═══ Record excerpts
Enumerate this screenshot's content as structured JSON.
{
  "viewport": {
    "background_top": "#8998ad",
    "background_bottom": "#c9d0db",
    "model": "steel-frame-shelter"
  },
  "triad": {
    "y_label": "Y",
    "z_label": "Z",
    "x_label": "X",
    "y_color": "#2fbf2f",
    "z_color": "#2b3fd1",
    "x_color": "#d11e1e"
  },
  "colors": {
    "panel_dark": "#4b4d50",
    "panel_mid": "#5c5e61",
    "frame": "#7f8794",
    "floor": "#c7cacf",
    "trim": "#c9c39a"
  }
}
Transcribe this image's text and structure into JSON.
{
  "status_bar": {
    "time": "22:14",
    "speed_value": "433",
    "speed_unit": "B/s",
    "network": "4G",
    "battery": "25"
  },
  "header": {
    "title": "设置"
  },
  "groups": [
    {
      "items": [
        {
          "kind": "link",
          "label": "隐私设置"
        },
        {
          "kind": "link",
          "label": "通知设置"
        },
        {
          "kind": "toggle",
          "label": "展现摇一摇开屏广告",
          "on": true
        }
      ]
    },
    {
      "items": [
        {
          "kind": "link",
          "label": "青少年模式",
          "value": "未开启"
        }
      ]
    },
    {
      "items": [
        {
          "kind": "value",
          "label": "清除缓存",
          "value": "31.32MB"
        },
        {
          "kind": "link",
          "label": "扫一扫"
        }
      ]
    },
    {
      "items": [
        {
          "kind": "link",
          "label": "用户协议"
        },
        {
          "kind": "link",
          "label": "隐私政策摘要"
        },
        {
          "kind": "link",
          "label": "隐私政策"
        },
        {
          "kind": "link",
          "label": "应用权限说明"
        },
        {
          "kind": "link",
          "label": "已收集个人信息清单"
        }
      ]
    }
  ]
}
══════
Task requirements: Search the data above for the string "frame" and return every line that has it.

Task response:
    "model": "steel-frame-shelter"
    "frame": "#7f8794",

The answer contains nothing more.